[EDITORIALS]Easy borrowing, easy outThe government and the Millennium Democratic Party announced Tuesday that they will ease the requirements that credit delinquents must meet to be entitled to enter personal debt workout programs. The move is, in a nutshell, a hasty misstep that has put the effectiveness of the program in question. If the government and the party actually thought such a stopgap measure would contribute to rescuing credit delinquents or the upcoming presidential election, they deserve our pity.
The individual debt workout program was drafted with strict conditions. Delinquents must have been overdue on payments for over a year to qualify, and are then divided into four groups. Top priority goes to persons with debts of up to 20 million won ($16,000) spread across at least five financial institutions. The lowest priority goes to those with debts of up to 300 million won at no more than two institutions.
The new proposal would do away with those priorities and loosen eligibility standards across the board. The Financial Supervisory Commission boasts that the potential number of eligibles would rise from 300,000 to 850,000 persons.
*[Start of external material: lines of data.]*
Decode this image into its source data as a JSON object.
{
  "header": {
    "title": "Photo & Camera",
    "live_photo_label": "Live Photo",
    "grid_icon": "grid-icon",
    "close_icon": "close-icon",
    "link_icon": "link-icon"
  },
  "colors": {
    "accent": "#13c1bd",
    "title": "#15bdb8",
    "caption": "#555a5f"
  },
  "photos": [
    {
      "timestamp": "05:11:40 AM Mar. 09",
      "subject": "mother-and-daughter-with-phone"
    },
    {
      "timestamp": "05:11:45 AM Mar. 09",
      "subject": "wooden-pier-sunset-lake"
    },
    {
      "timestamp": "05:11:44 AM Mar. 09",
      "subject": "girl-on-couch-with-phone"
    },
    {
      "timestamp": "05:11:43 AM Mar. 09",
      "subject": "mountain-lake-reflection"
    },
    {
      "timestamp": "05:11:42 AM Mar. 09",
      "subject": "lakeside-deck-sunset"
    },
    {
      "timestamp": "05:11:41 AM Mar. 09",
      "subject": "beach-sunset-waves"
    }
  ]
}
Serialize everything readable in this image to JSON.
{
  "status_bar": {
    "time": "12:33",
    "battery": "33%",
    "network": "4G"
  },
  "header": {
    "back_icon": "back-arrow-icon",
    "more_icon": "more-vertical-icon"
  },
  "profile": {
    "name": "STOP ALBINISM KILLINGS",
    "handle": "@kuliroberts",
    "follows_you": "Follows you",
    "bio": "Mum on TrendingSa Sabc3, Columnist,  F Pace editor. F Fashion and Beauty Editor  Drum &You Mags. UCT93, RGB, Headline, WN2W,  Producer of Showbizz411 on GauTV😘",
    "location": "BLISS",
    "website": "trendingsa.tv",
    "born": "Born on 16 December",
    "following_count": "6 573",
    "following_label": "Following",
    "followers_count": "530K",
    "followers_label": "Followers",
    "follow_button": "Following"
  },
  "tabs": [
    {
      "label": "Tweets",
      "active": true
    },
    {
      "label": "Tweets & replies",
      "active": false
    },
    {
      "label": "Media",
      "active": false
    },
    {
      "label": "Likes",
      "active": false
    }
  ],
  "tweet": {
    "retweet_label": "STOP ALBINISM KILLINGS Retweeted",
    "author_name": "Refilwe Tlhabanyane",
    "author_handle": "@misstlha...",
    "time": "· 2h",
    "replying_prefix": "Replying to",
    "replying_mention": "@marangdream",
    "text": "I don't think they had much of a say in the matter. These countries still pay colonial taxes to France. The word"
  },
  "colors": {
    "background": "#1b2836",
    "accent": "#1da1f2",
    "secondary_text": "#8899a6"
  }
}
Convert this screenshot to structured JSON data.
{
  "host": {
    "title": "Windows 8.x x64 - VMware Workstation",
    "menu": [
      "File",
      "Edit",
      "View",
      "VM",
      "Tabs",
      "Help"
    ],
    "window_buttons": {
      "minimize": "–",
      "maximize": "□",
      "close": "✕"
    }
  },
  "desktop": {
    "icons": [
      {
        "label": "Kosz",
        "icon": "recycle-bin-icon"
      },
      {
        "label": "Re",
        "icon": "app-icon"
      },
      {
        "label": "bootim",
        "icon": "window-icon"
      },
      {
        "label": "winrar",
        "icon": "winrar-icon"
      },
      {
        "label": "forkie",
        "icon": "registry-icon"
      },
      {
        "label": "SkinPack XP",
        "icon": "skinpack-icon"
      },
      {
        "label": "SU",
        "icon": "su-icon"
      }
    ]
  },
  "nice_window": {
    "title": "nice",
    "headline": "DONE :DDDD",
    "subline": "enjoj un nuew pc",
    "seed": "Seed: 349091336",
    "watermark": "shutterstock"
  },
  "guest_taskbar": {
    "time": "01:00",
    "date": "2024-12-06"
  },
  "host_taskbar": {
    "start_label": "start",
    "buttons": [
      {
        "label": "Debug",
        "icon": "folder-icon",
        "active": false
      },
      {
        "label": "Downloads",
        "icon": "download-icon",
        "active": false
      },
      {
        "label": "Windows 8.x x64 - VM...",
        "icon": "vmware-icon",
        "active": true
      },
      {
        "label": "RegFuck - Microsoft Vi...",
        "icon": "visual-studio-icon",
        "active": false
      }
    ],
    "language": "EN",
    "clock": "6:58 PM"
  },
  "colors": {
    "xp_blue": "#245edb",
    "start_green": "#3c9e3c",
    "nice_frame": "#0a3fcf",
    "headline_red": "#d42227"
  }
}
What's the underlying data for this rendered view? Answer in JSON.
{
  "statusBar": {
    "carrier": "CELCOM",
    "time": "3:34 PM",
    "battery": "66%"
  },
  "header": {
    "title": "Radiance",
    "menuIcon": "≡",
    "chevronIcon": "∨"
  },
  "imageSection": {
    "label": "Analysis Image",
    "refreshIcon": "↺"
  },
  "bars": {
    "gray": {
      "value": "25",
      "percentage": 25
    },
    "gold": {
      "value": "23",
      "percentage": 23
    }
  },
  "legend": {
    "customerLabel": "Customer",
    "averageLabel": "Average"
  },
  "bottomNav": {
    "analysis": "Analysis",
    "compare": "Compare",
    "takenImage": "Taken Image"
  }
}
The effectiveness of the program has been questioned from the beginning. During the past month of the application period, fewer than 100 persons opted for the program.
The way the story developed shows how slipshod the policy planning was. First the MDP announced the program; later the same day, the Finance Ministry said it knew nothing about it, but then the Financial Supervisory Commission, nominally under the purview of the finance minister in his role as deputy prime minister, said it had agreed to the MDP proposal.
Many people complain that the program rewards deadbeats, but the government still says it wants to give debtors a break. We do not think Seoul should be meddling in this matter. Lenders should decide themselves whom to help. We support the basic idea of helping unfortunates out of debt, but it must be done without increasing the opportunity for easily escaping financial obligations.
More in Editorials
The question of pardons
The Blue House must answer
Bracing for the AI era
A terrible idea